Leading European Venture Capital Fund with 250M€ under management, dedicated to support great innovative startups.
At Serena Capital, we are early-growth investors, investing in European companies which have proven business models and the capacity to grow quickly and become market leaders.
Our investment range goes from €3 million to €15 million with a focus on a variety of technology sectors including internet and media, big data, software, telecom and mobile, consumer electronics, IT services.
Serena I portfolio companies :

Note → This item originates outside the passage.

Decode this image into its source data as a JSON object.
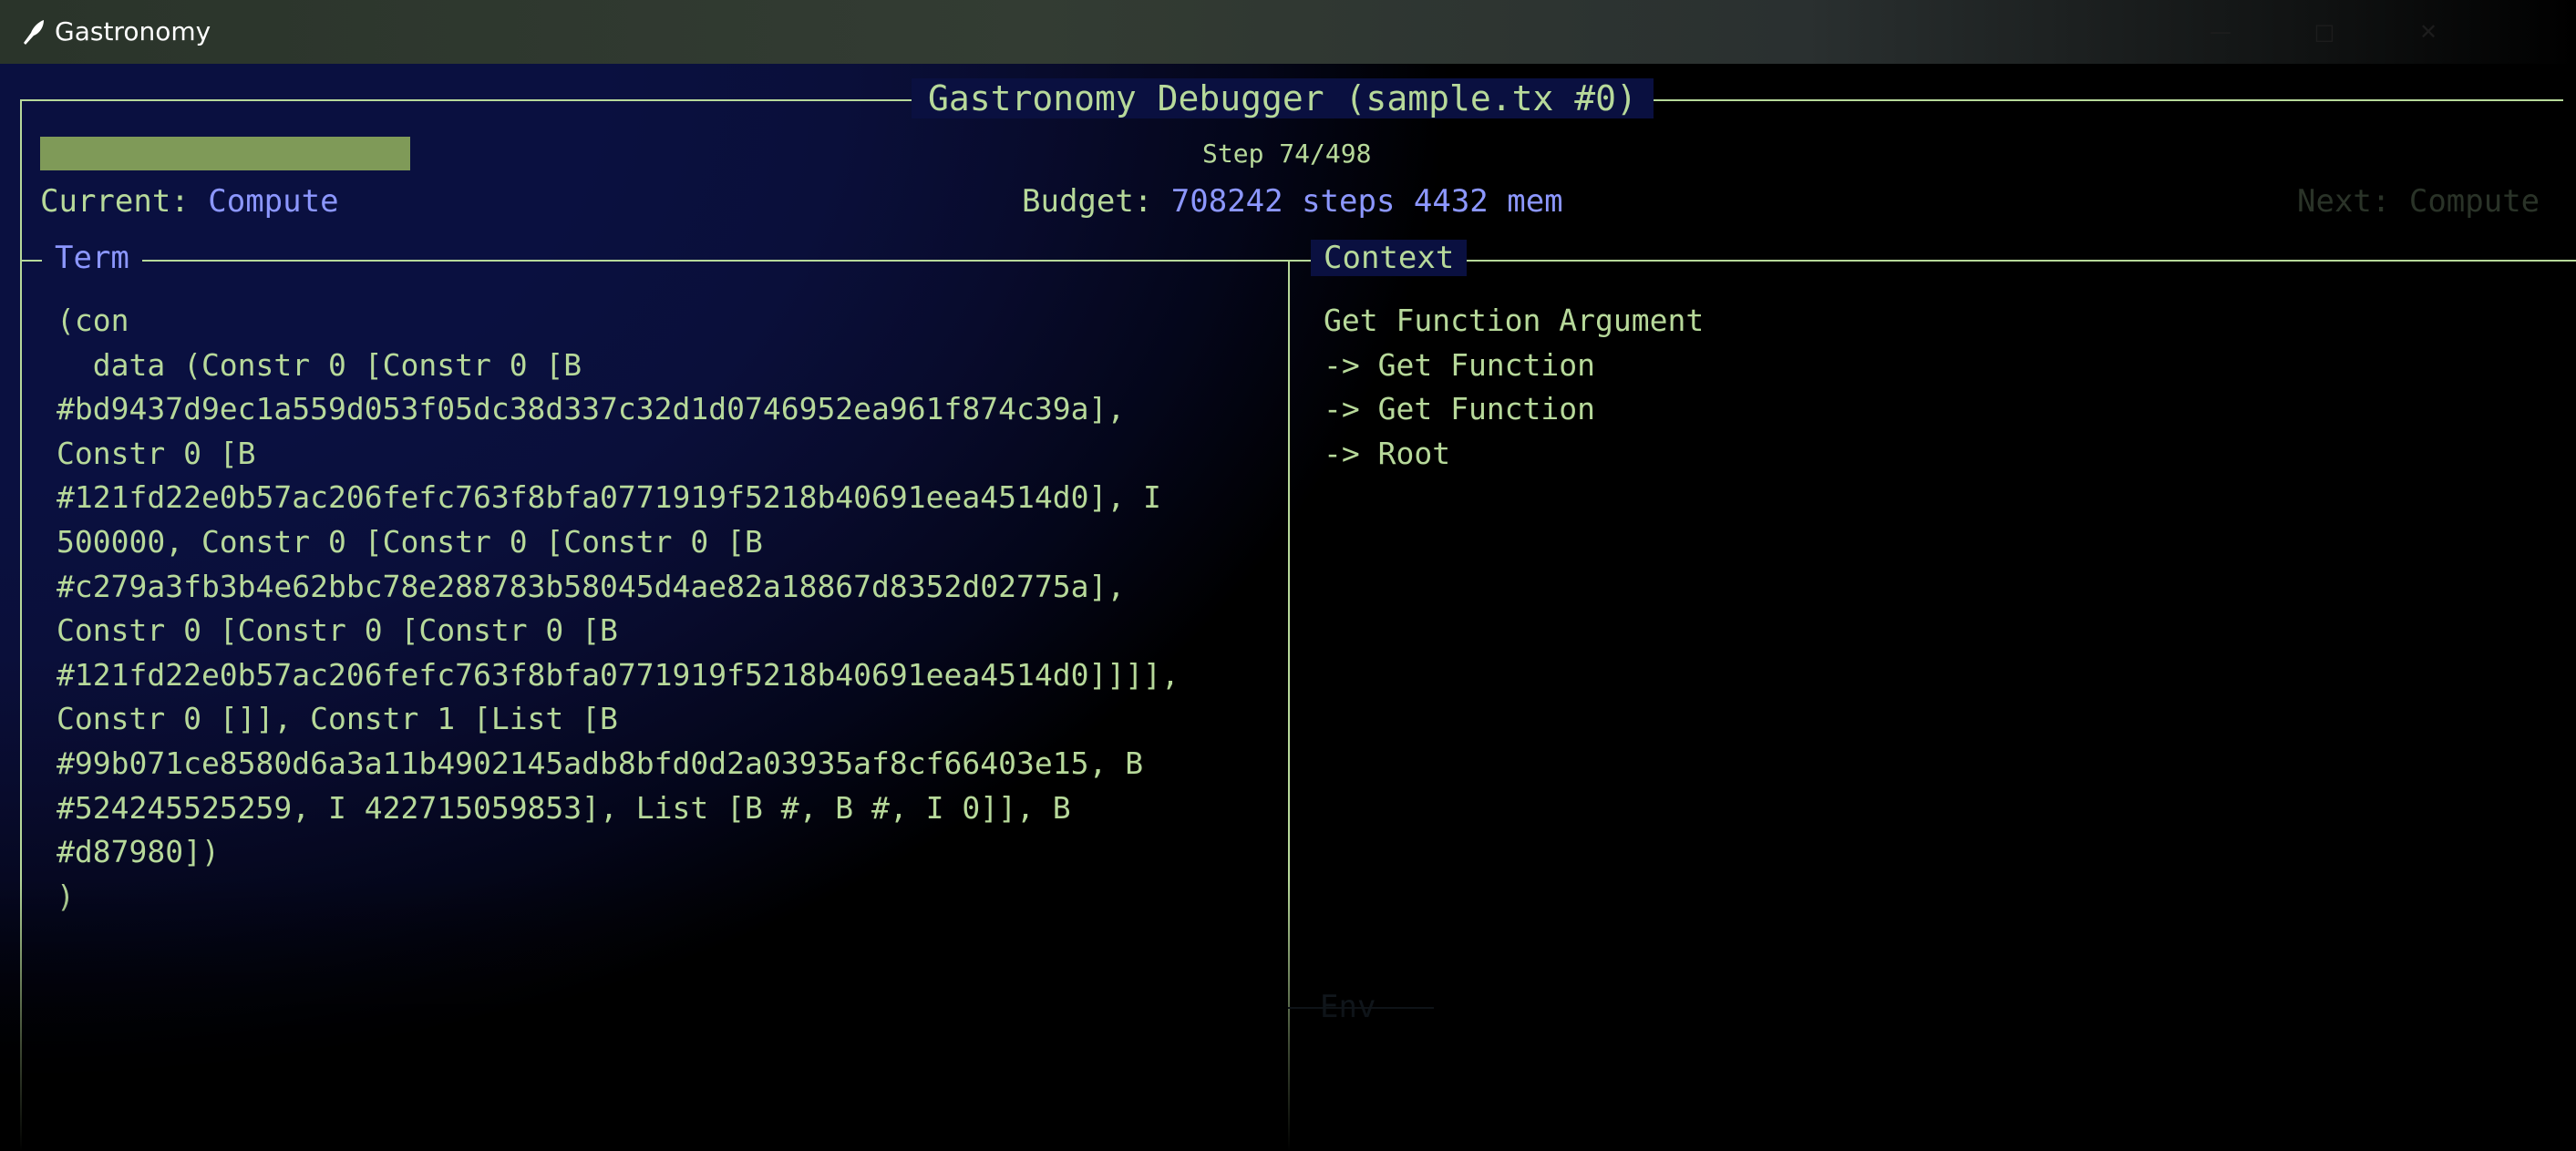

Augure, Aramis Auto, Bonita Soft, Coach Club, Groupe Arlety, La Fourchette (sold to Tripadvisor), Melty, Prestashop, Prixtel, Sequans (NYSE : SQNS), Santé Vet, Selectron, RSI Video Technologies, Worldstores
Serena II portfolio companies :
Work4, FinalCAD, Qualtera, Dataiku, TextMaster, Habiteo, Cheerz, Lengow, Evaneos, Icontainers
Find out more about us at www.serenacapital.com